"Families can watch the show together," Clark says. "It's a wholesome show. Kids might like it for different reasons; maybe they can relate to Opie because he's a kid, too. Then as they mature, they start liking it for different reasons. And when they become parents, they like it for the father-son relationships and that kind of thing."

For information on fan clubs for your favorite program, write the National Association of Fan Clubs, P.O. Box 4559, Pueblo, Colo., 81003. For a copy of the Fan Club Directory, send $8 to the same address.

Scripps Howard News Service

Disclaimer: These citations are created on-the-fly using primitive parsing techniques. You should double-check all citations. Send feedback to whovian@cuttingsarchive.org

  • APA 6th ed.: Diggs, Mitchell (1992-08-27). Love a TV show? Join the club. Chicago Tribune p. sec. 5, p. 11.
  • MLA 7th ed.: Diggs, Mitchell. "Love a TV show? Join the club." Chicago Tribune [add city] 1992-08-27, sec. 5, p. 11. Print.
  • Chicago 15th ed.: Diggs, Mitchell. "Love a TV show? Join the club." Chicago Tribune, edition, sec., 1992-08-27
  • Turabian: Diggs, Mitchell. "Love a TV show? Join the club." Chicago Tribune, 1992-08-27, section, sec. 5, p. 11 edition.
  • Wikipedia (this article): <ref>{{cite news| title=Love a TV show? Join the club | url=http://cuttingsarchive.org/index.php/Love_a_TV_show%3F_Join_the_club | work=Chicago Tribune | pages=sec. 5, p. 11 | date=1992-08-27 | via=Doctor Who Cuttings Archive | accessdate=14 December 2019 }}</ref>
  • Wikipedia (this page): <ref>{{cite web | title=Love a TV show? Join the club | url=http://cuttingsarchive.org/index.php/Love_a_TV_show%3F_Join_the_club | work=Doctor Who Cuttings Archive | accessdate=14 December 2019}}</ref>

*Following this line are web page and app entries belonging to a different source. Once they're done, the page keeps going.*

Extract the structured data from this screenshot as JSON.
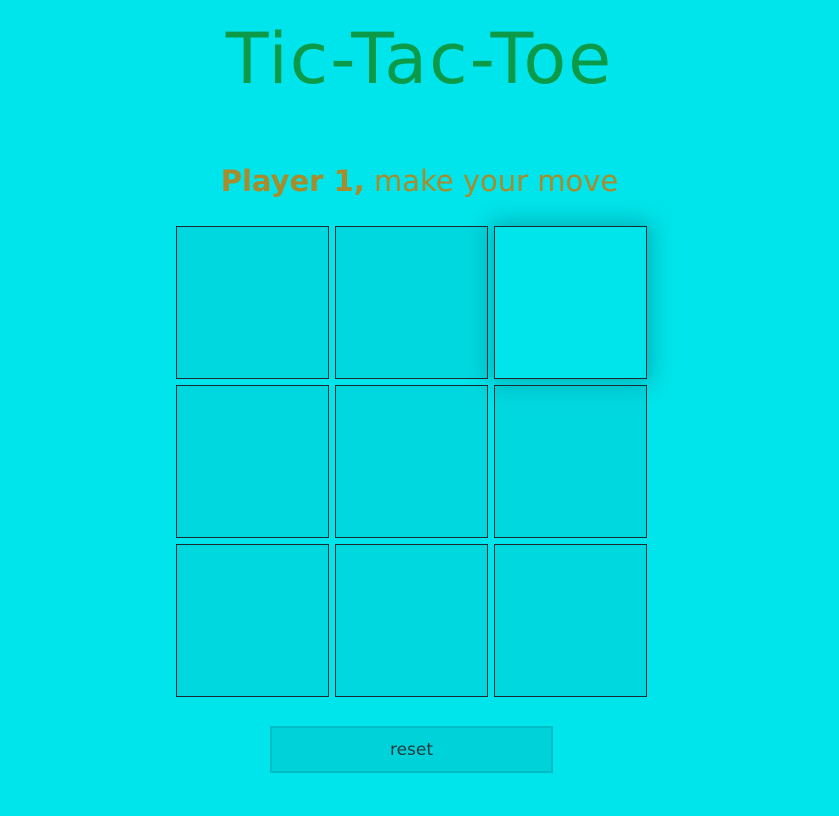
{
  "title": "Tic-Tac-Toe",
  "status": {
    "player": "Player 1,",
    "message": " make your move"
  },
  "board": {
    "cells": [
      "",
      "",
      "",
      "",
      "",
      "",
      "",
      "",
      ""
    ],
    "hovered_cell_index": 2
  },
  "reset_label": "reset",
  "colors": {
    "background": "#00e5eb",
    "title": "#0a9a48",
    "status": "#a88b2a",
    "cell": "#00d8e0",
    "cell_border": "#1a2a2e"
  }
}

  • Title: The Shows May Be Ended But The Fan Clubs Linger On
  • Publication: Press-Telegram
  • Date: 1992-08-09